→ SUPPLIED MATERIAL:
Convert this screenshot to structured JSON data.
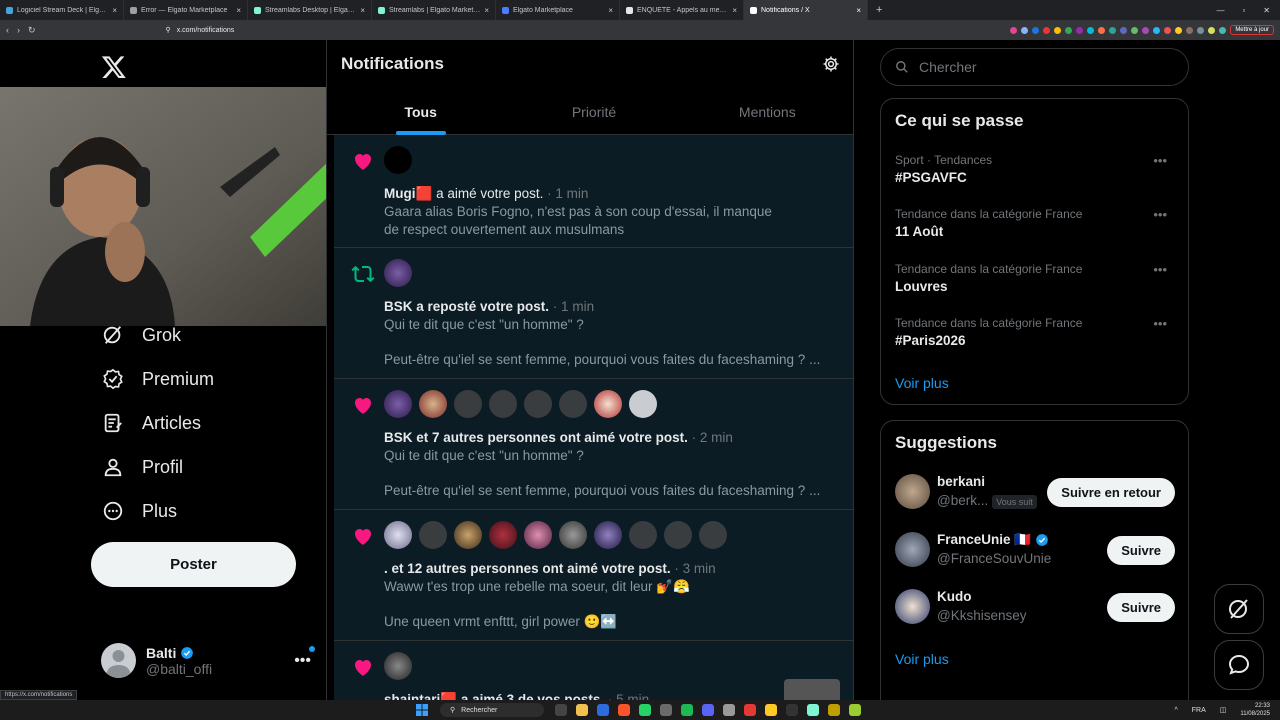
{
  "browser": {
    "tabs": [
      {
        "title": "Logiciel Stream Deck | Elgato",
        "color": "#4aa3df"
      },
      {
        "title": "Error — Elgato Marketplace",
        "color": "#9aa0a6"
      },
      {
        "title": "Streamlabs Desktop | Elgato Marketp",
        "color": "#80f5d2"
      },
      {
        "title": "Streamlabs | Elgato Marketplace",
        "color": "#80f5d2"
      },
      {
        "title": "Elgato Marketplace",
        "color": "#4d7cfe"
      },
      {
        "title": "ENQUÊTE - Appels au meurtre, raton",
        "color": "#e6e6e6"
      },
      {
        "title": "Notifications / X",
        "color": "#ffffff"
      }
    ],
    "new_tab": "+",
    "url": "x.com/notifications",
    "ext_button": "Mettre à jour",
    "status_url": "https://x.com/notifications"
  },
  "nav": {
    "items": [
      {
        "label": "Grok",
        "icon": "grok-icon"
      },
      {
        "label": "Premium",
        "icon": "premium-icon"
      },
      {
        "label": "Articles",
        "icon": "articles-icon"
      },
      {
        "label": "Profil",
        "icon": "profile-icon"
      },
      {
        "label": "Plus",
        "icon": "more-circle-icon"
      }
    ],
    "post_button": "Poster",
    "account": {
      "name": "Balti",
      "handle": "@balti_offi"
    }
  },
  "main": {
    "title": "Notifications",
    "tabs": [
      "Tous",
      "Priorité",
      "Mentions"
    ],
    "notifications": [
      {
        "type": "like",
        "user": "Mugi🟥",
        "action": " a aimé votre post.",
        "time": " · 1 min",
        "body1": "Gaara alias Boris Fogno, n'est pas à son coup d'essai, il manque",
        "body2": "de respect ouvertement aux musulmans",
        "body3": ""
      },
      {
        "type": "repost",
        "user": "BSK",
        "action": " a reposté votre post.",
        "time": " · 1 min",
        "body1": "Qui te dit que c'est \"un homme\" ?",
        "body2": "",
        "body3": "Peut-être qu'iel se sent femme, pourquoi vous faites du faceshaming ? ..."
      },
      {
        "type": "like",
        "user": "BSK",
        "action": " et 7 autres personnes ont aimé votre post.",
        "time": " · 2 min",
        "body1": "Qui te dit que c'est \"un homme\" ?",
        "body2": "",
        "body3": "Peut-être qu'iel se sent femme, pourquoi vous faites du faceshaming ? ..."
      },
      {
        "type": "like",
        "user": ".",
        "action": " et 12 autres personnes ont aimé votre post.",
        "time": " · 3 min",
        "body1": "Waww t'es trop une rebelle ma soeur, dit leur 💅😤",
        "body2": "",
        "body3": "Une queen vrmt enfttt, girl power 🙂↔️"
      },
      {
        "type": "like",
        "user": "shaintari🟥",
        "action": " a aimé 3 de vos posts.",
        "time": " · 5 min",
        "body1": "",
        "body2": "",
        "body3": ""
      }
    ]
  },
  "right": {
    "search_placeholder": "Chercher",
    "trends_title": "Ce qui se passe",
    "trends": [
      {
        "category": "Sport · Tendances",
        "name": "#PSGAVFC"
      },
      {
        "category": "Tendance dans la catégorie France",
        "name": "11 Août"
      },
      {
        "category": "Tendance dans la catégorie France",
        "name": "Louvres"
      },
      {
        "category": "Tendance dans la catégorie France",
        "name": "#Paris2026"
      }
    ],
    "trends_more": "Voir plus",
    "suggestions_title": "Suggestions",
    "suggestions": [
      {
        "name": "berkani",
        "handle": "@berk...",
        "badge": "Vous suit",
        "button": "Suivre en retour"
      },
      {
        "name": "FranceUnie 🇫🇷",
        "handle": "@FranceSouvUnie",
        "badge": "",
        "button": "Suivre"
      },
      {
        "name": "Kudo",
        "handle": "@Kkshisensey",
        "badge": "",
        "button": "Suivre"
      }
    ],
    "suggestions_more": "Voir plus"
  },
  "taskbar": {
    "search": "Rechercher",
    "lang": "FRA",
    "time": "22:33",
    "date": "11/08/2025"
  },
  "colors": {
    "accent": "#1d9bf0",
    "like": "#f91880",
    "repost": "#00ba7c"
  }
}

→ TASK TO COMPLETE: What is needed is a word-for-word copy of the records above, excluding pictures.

→ REPLY TO THE TASK:
Convert this screenshot to structured JSON data.
{
  "browser": {
    "tabs": [
      {
        "title": "Logiciel Stream Deck | Elgato",
        "color": "#4aa3df"
      },
      {
        "title": "Error — Elgato Marketplace",
        "color": "#9aa0a6"
      },
      {
        "title": "Streamlabs Desktop | Elgato Marketp",
        "color": "#80f5d2"
      },
      {
        "title": "Streamlabs | Elgato Marketplace",
        "color": "#80f5d2"
      },
      {
        "title": "Elgato Marketplace",
        "color": "#4d7cfe"
      },
      {
        "title": "ENQUÊTE - Appels au meurtre, raton",
        "color": "#e6e6e6"
      },
      {
        "title": "Notifications / X",
        "color": "#ffffff"
      }
    ],
    "new_tab": "+",
    "url": "x.com/notifications",
    "ext_button": "Mettre à jour",
    "status_url": "https://x.com/notifications"
  },
  "nav": {
    "items": [
      {
        "label": "Grok",
        "icon": "grok-icon"
      },
      {
        "label": "Premium",
        "icon": "premium-icon"
      },
      {
        "label": "Articles",
        "icon": "articles-icon"
      },
      {
        "label": "Profil",
        "icon": "profile-icon"
      },
      {
        "label": "Plus",
        "icon": "more-circle-icon"
      }
    ],
    "post_button": "Poster",
    "account": {
      "name": "Balti",
      "handle": "@balti_offi"
    }
  },
  "main": {
    "title": "Notifications",
    "tabs": [
      "Tous",
      "Priorité",
      "Mentions"
    ],
    "notifications": [
      {
        "type": "like",
        "user": "Mugi🟥",
        "action": " a aimé votre post.",
        "time": " · 1 min",
        "body1": "Gaara alias Boris Fogno, n'est pas à son coup d'essai, il manque",
        "body2": "de respect ouvertement aux musulmans",
        "body3": ""
      },
      {
        "type": "repost",
        "user": "BSK",
        "action": " a reposté votre post.",
        "time": " · 1 min",
        "body1": "Qui te dit que c'est \"un homme\" ?",
        "body2": "",
        "body3": "Peut-être qu'iel se sent femme, pourquoi vous faites du faceshaming ? ..."
      },
      {
        "type": "like",
        "user": "BSK",
        "action": " et 7 autres personnes ont aimé votre post.",
        "time": " · 2 min",
        "body1": "Qui te dit que c'est \"un homme\" ?",
        "body2": "",
        "body3": "Peut-être qu'iel se sent femme, pourquoi vous faites du faceshaming ? ..."
      },
      {
        "type": "like",
        "user": ".",
        "action": " et 12 autres personnes ont aimé votre post.",
        "time": " · 3 min",
        "body1": "Waww t'es trop une rebelle ma soeur, dit leur 💅😤",
        "body2": "",
        "body3": "Une queen vrmt enfttt, girl power 🙂↔️"
      },
      {
        "type": "like",
        "user": "shaintari🟥",
        "action": " a aimé 3 de vos posts.",
        "time": " · 5 min",
        "body1": "",
        "body2": "",
        "body3": ""
      }
    ]
  },
  "right": {
    "search_placeholder": "Chercher",
    "trends_title": "Ce qui se passe",
    "trends": [
      {
        "category": "Sport · Tendances",
        "name": "#PSGAVFC"
      },
      {
        "category": "Tendance dans la catégorie France",
        "name": "11 Août"
      },
      {
        "category": "Tendance dans la catégorie France",
        "name": "Louvres"
      },
      {
        "category": "Tendance dans la catégorie France",
        "name": "#Paris2026"
      }
    ],
    "trends_more": "Voir plus",
    "suggestions_title": "Suggestions",
    "suggestions": [
      {
        "name": "berkani",
        "handle": "@berk...",
        "badge": "Vous suit",
        "button": "Suivre en retour"
      },
      {
        "name": "FranceUnie 🇫🇷",
        "handle": "@FranceSouvUnie",
        "badge": "",
        "button": "Suivre"
      },
      {
        "name": "Kudo",
        "handle": "@Kkshisensey",
        "badge": "",
        "button": "Suivre"
      }
    ],
    "suggestions_more": "Voir plus"
  },
  "taskbar": {
    "search": "Rechercher",
    "lang": "FRA",
    "time": "22:33",
    "date": "11/08/2025"
  },
  "colors": {
    "accent": "#1d9bf0",
    "like": "#f91880",
    "repost": "#00ba7c"
  }
}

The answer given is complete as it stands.